In Professor Anderson’s later writings, such as The Spectre of Comparisons and Under Three Flags, he provocatively asserts that within the very nature of nationalism lies a cosmopolitan world-view. He illustrates this worldliness by tracing the political practices and historical effects of those who saw themselves as belonging not only to a specific nation, but a world of nations, made up of universally recognized identities, such as patriot, revolutionary, or anti-colonialist. In other words, revolutionary nationalism entailed drawing from universal political struggles in order to transform local conditions.
In this urgent moment when newer articulations of the public sphere and “print capitalism”—such as social networking sites—are utilized as a critique of official narratives; when the direct action of “occupying” is a modular form of national organizing; and when the identification with the “99%” reinvigorates the popular imagining of a cosmopolitan community: it is without any doubt just how fundamental and powerful the thoughts and writings of Professor Anderson remain. I am thus immensely honored, to introduce to all of you, Aaron L. Binenkorb Professor Emeritus of International Studies, Benedict Anderson.

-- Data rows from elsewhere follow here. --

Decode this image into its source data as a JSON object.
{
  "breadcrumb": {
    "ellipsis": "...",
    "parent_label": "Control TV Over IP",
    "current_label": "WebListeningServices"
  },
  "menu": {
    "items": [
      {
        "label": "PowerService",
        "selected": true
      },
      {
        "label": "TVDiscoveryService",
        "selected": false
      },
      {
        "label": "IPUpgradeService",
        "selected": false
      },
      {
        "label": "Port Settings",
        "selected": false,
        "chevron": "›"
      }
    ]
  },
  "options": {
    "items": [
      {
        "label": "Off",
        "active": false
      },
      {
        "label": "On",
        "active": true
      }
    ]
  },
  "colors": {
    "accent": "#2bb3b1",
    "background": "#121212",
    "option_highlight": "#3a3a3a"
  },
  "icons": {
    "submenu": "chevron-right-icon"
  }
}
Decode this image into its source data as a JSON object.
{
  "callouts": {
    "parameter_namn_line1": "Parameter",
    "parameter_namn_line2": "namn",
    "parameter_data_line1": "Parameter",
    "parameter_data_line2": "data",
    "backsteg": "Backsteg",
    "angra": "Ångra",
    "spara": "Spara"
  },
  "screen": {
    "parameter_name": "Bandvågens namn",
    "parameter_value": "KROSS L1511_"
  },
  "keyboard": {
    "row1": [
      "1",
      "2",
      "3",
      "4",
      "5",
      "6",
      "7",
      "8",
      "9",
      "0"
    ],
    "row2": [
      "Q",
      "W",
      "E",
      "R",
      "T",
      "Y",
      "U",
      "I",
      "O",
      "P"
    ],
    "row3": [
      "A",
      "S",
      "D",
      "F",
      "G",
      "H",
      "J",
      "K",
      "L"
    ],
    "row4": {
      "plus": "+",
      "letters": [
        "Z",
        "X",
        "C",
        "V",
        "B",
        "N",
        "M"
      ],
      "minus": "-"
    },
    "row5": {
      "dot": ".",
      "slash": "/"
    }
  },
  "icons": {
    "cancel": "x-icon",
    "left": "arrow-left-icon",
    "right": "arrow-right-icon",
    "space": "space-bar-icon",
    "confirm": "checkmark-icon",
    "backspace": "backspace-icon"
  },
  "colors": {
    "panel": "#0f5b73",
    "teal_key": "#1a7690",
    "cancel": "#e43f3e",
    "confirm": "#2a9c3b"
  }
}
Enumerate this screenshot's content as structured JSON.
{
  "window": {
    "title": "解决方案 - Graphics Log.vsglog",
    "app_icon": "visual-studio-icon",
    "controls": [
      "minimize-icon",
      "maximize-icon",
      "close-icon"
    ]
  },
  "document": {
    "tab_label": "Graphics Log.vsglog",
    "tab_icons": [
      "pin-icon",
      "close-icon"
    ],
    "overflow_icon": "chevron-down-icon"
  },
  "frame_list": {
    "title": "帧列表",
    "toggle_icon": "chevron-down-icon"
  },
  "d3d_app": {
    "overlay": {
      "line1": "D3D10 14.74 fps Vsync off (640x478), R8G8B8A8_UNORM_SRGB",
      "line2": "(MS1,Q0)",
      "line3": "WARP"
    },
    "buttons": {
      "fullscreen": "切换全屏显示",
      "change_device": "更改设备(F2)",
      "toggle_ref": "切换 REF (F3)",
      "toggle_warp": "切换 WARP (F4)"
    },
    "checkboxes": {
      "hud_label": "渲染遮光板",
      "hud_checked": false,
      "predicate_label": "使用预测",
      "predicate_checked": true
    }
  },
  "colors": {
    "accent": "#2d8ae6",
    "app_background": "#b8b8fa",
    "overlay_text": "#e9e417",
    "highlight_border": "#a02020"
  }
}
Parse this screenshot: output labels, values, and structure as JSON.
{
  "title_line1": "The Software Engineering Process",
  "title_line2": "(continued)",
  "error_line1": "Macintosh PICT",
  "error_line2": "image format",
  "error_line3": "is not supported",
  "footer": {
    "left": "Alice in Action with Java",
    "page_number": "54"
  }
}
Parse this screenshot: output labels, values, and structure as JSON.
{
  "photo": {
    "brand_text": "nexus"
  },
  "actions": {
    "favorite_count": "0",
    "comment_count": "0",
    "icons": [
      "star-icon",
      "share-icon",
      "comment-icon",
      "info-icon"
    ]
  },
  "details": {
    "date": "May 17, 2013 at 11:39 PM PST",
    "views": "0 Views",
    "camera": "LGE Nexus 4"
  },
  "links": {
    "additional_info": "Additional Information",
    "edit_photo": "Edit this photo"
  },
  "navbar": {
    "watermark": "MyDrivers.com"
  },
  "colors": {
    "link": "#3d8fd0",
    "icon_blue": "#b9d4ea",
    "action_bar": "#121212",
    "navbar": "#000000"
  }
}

The Southeast Asia Center began its 2011-2012 year by hosting the Honorable Dino Patti Djalal, Indonesian Ambassador to the United States, on October 17. The University of Washington, as one of the strongest Indonesia-focused programs in the U.S, not only in the Arts & Sciences, but also in the humanities, Asian Law Center, Global Health programs, human rights work, the Primate Center and Health Science programs, was a natural first stop for the Ambassador’s U.S. trip. Upon arrival, Ambassador Djalal met with SEAC faculty and students, as well as with members of the UW Indonesian Student Association, to discuss Indonesian studies at UW. After a warm welcome and introduction by UW Provost Doug Wadden, Ambassador Djalal gave a lively presentation entitled “Islam and Democracy: Evolving Compatibility in the 21st Century” to over 150 students, faculty, staff and community members. The presentation was followed by our annual fall reception.
|Southeast Asia Center|
|University of Washington|
|303 Thomson Hall|
|Seattle, WA 98195|
|(206) 543-9606 tel|
|(206) 685-0668 fax|
|Laurie Sears, Director|
|Rick Bonus, Director of Graduate Studies|
|Sara Van Fleet, Associate Director|
|Tikka Sears, Outreach Coordinator|
|Molly Wilskie-Kala, Program Coordinator|
|Mary Barnes, Program Assistant|